item TANNIERES, MELANIE - European Biological Control Laboratory (EBCL)
item MERCADIER, GUY - Retired Non ARS Employee

Submitted to: Symposium Proceedings
Publication Type: Abstract Only
Publication Acceptance Date: 4/4/2016
Publication Date: N/A
Citation: N/A

Interpretive Summary:

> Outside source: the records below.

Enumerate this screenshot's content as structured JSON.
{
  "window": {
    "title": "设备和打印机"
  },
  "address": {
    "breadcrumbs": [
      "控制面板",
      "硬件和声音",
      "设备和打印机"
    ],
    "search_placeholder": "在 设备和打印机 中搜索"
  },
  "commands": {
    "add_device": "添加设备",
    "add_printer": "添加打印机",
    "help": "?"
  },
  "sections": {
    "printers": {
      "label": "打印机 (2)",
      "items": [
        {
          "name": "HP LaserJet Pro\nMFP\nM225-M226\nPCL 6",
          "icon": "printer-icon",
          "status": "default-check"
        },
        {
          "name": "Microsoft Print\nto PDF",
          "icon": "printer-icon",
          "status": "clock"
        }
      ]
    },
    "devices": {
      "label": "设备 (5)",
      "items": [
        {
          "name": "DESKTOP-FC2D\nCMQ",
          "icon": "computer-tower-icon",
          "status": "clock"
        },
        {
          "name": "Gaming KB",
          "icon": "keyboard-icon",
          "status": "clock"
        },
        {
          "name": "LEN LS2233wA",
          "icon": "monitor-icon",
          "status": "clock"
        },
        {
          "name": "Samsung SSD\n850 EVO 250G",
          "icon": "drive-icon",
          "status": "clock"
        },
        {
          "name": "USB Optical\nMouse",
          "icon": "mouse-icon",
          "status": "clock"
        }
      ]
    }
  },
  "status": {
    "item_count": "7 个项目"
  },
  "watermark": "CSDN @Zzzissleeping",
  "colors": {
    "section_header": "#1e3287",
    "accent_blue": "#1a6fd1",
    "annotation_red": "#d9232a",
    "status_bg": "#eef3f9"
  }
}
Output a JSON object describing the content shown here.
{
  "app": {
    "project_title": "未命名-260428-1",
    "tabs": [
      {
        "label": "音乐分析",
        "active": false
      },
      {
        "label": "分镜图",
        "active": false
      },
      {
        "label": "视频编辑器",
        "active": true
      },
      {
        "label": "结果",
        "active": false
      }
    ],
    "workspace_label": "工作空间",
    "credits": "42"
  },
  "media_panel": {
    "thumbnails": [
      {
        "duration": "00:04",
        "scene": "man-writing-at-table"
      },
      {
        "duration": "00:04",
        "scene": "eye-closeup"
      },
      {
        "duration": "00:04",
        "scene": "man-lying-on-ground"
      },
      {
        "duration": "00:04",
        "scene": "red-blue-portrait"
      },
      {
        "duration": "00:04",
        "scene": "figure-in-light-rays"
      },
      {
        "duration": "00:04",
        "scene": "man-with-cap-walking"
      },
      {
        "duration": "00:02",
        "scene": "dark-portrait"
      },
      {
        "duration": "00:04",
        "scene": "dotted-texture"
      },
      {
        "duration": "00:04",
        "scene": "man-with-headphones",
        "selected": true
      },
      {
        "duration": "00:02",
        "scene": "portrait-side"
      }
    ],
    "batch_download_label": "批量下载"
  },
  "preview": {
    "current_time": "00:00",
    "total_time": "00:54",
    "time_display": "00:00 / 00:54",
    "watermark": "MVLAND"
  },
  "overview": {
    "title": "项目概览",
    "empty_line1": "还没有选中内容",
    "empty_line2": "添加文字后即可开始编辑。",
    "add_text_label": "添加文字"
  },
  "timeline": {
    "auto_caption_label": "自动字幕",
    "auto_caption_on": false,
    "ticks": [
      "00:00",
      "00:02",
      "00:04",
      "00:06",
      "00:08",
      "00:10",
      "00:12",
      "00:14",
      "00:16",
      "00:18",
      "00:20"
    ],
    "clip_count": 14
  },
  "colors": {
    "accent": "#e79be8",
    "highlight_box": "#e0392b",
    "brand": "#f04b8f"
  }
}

Technical Abstract: The olive fruit fly, Bactrocera oleae (Diptera: Tephritidae), is the most serious pest of cultivated olives worldwide. Its recent invasion into North America, specifically California, has initiated renewed interest in management strategies for this pest. Research into classical biological control has been a major focal point for controlling this fly. However, the use of entomopathogenic fungi (EPF), which infect, invade, and eventually kill their host, has remained largely unexplored for this pest. One of the commonest methods used in biological control is to select agents from areas that match closely the climate of the region infested in order to increase the chances that agents discovered will be climatically adapted if they are introduced. As Mediterranean climate is found in California, explorations for EPF have been conducted in the Mediterranean Basin, including Greece and France. Therefore, five strains of EPF were isolated from soil in olive orchards in Greece and Crete in 2002 and one strain was isolated from infested olives collected in South of France in 2015. All the strains were identified as either Beauveria sp. or Metarhizium sp. Using pupae collected in infested olives, we evaluated the virulence of the isolates under laboratory conditions by inoculating pupae directly or by inoculating the soil. Emergence rate was monitored daily, and dead pupae were removed, surface sterilized and placed in sterile plates to be inspected. Identification of the EPF were confirmed based on sequencing of the ITS region. Depending on the virulence we will measure during the next summer, subsequent studies will be conducted to evaluate specificity in quarantine and efficacy in the field, in the country of origin.